Two recent studies conducted by the International Pediatric Fungal Network, a group co-led by researchers at Children’s Hospital of Philadelphia (CHOP), evaluated a variety of diagnostic tests as well as antifungal treatment options for diagnosis and treatment. initial treatment for invasive candidiasis, a yeast infection that can be fatal for children and adolescents.
Although there are professional guidelines for the treatment of adults with invasive candidiasis, such parameters do not exist for pediatric patients. To improve the initial diagnostic approach and treatment decisions for invasive candidiasis in this population, the research network, co-led by Brian Fisher, DO, MPH, MSCE, attending physician in the Department of Infectious Diseases at CHOP, conducted two separate studies studies.

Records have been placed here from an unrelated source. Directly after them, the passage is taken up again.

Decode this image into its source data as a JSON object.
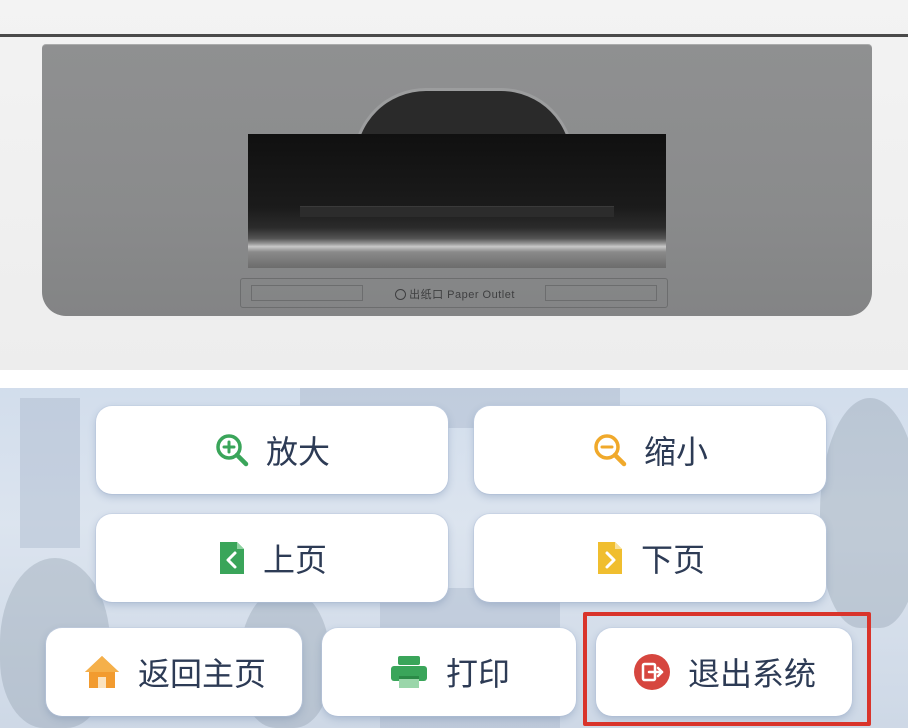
{
  "printer": {
    "outlet_label": "出纸口 Paper Outlet"
  },
  "buttons": {
    "zoom_in": {
      "label": "放大",
      "icon": "zoom-in-icon",
      "color": "#3aa55a"
    },
    "zoom_out": {
      "label": "缩小",
      "icon": "zoom-out-icon",
      "color": "#f0a92b"
    },
    "prev_page": {
      "label": "上页",
      "icon": "prev-page-icon",
      "color": "#3aa55a"
    },
    "next_page": {
      "label": "下页",
      "icon": "next-page-icon",
      "color": "#f0be2f"
    },
    "home": {
      "label": "返回主页",
      "icon": "home-icon",
      "color": "#f29b2f"
    },
    "print": {
      "label": "打印",
      "icon": "printer-icon",
      "color": "#3aa55a"
    },
    "exit": {
      "label": "退出系统",
      "icon": "exit-icon",
      "color": "#d6463f"
    }
  },
  "highlight": {
    "color": "#d9342b",
    "target": "exit"
  }
}
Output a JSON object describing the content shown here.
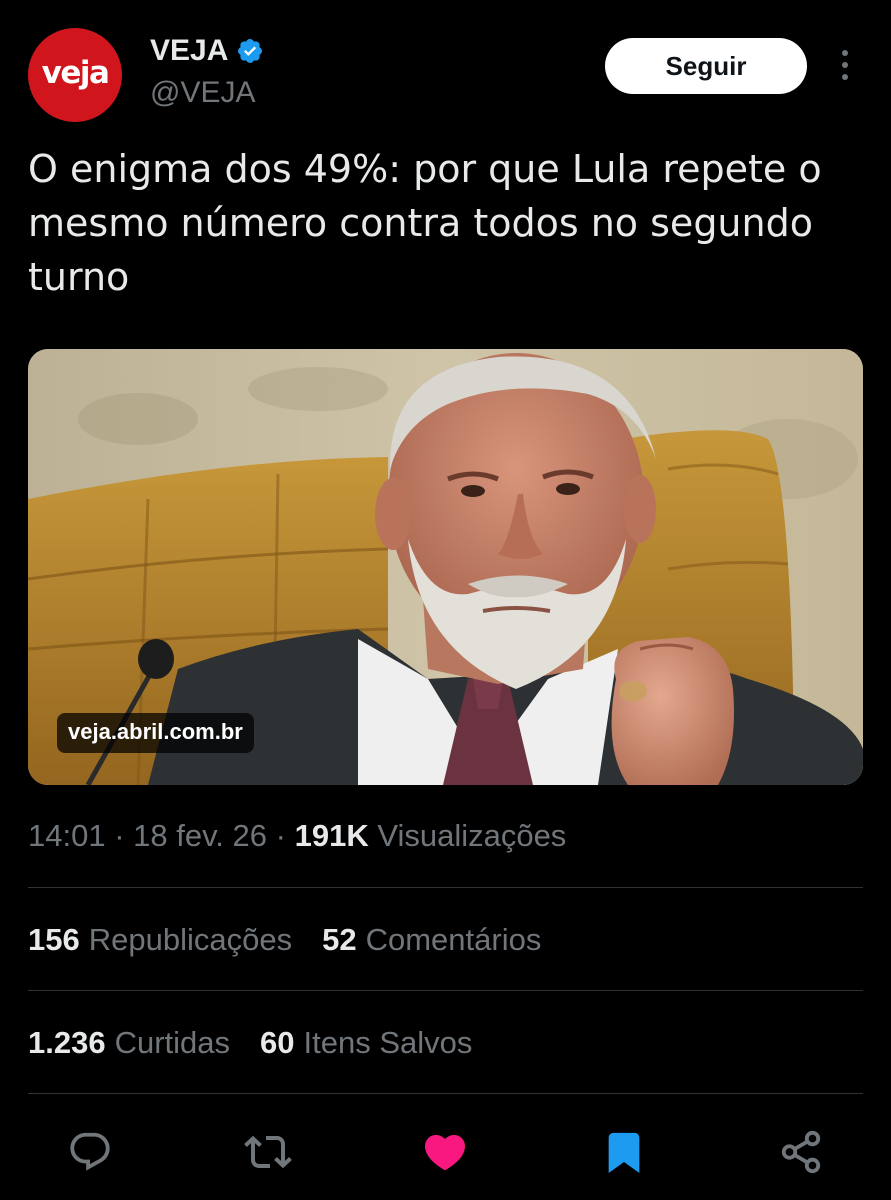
{
  "author": {
    "avatar_text": "veja",
    "display_name": "VEJA",
    "handle": "@VEJA"
  },
  "follow_label": "Seguir",
  "tweet": {
    "text": "O enigma dos 49%: por que Lula repete o mesmo número contra todos no segundo turno"
  },
  "media": {
    "domain": "veja.abril.com.br"
  },
  "meta": {
    "time": "14:01",
    "date": "18 fev. 26",
    "views_count": "191K",
    "views_label": "Visualizações",
    "separator": "·"
  },
  "stats": {
    "reposts_count": "156",
    "reposts_label": "Republicações",
    "comments_count": "52",
    "comments_label": "Comentários",
    "likes_count": "1.236",
    "likes_label": "Curtidas",
    "saves_count": "60",
    "saves_label": "Itens Salvos"
  },
  "actions": {
    "reply_icon": "reply-icon",
    "repost_icon": "repost-icon",
    "like_icon": "like-icon",
    "bookmark_icon": "bookmark-icon",
    "share_icon": "share-icon"
  },
  "colors": {
    "background": "#000000",
    "primary_text": "#e7e9ea",
    "secondary_text": "#71767b",
    "verified": "#1d9bf0",
    "like": "#f91880",
    "bookmark": "#1d9bf0",
    "brand": "#d0161c"
  }
}
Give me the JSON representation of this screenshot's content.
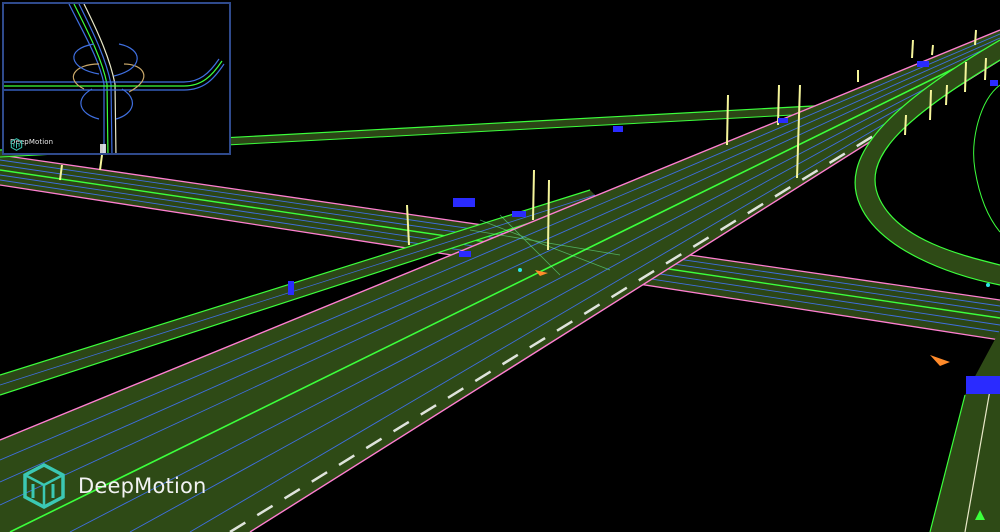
{
  "brand": {
    "name": "DeepMotion",
    "logo_icon": "deepmotion-cube-logo",
    "accent": "#3bc8b4"
  },
  "minimap": {
    "brand_name": "DeepMotion",
    "border_color": "#2f4a8c"
  },
  "scene": {
    "road_fill": "#2e4a16",
    "road_edge_color": "#ff7fd1",
    "lane_line_color": "#3f6fe0",
    "center_line_color": "#3cff3c",
    "pole_color": "#f5f59a",
    "sign_color": "#2a2bff"
  }
}
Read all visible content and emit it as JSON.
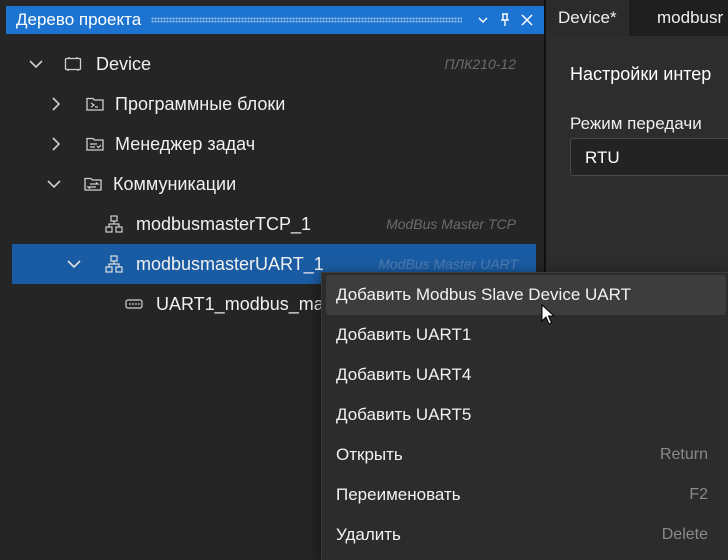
{
  "panel": {
    "title": "Дерево проекта",
    "buttons": {
      "pin_icon": "pin-icon",
      "close_icon": "close-icon"
    }
  },
  "tree": {
    "items": [
      {
        "label": "Device",
        "hint": "ПЛК210-12",
        "expanded": true,
        "icon": "device-icon"
      },
      {
        "label": "Программные блоки",
        "hint": "",
        "expanded": false,
        "icon": "program-folder-icon"
      },
      {
        "label": "Менеджер задач",
        "hint": "",
        "expanded": false,
        "icon": "task-folder-icon"
      },
      {
        "label": "Коммуникации",
        "hint": "",
        "expanded": true,
        "icon": "comm-folder-icon"
      },
      {
        "label": "modbusmasterTCP_1",
        "hint": "ModBus Master TCP",
        "icon": "network-icon"
      },
      {
        "label": "modbusmasterUART_1",
        "hint": "ModBus Master UART",
        "expanded": true,
        "selected": true,
        "icon": "network-icon"
      },
      {
        "label": "UART1_modbus_mast",
        "hint": "",
        "icon": "serial-port-icon"
      }
    ]
  },
  "doc": {
    "tabs": [
      "Device*",
      "modbusr"
    ],
    "title": "Настройки интер",
    "field_label": "Режим передачи",
    "field_value": "RTU"
  },
  "menu": {
    "items": [
      {
        "label": "Добавить Modbus Slave Device UART",
        "shortcut": ""
      },
      {
        "label": "Добавить UART1",
        "shortcut": ""
      },
      {
        "label": "Добавить UART4",
        "shortcut": ""
      },
      {
        "label": "Добавить UART5",
        "shortcut": ""
      },
      {
        "label": "Открыть",
        "shortcut": "Return"
      },
      {
        "label": "Переименовать",
        "shortcut": "F2"
      },
      {
        "label": "Удалить",
        "shortcut": "Delete"
      }
    ]
  },
  "colors": {
    "header_accent": "#1c74d0",
    "selection": "#1a5ca3",
    "menu_bg": "#2c2c2c"
  }
}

The first study, published in Clinical Infectious Diseases, focused on improving the time to detection of invasive candidiasis in pediatric patients by evaluating the usefulness of certain fungal biomarkers. Because fungal infections may initially present similarly to bacterial infections, clinicians cannot rely on symptomatic presentation alone and need additional testing to confirm the diagnosis. However, the current standard of care is a blood culture, which can take 24 hours or more to detect infection, delaying initial treatment. New diagnostic fungal biomarkers are approved for the diagnosis of invasive candidiasis in adults, but their use in children and adolescents has not been studied to date.
The research team analyzed the utility of four commercially available fungal biomarkers in pediatric patients aged 4 months to 18 years at risk for invasive candidiasis. Of the four tests, researchers found that T2Candida alone or in combination with Platelia Candida Ag Plus provided the most reliable rapid detection of Candida species in children with invasive candidiasis.
In the second study, published in the Journal of the Pediatric Infectious Diseases Society, researchers compared echinocandins to triazoles or amphotericin B (triazole/amphotericin B) formulations as an initial treatment for invasive candidiasis. Analyzing patients aged 4 months to 18 years at 43 International Pediatric Fungal Network sites, the researchers included 541 study participants who had been diagnosed with invasive candidiasis between 2014 and 2017.
Of these patients, 235 received echinocandin as initial treatment and 306 were in the triazole/amphotericin B group. The researchers found that initial treatment directed with echinocandin was associated with a reduced failure rate at 14 days but not at 30 days, suggesting that echinocandins may be preferable as an initial directed therapy for invasive candidiasis in children and adolescents.
“Together, these studies provide data on the diagnosis and treatment of pediatric patients with invasive candidiasis, which will hopefully lead to evidence-based guidelines specific to children and adolescents,” said Dr. Fisher.
Learn more about the International Pediatric Fungal Network here.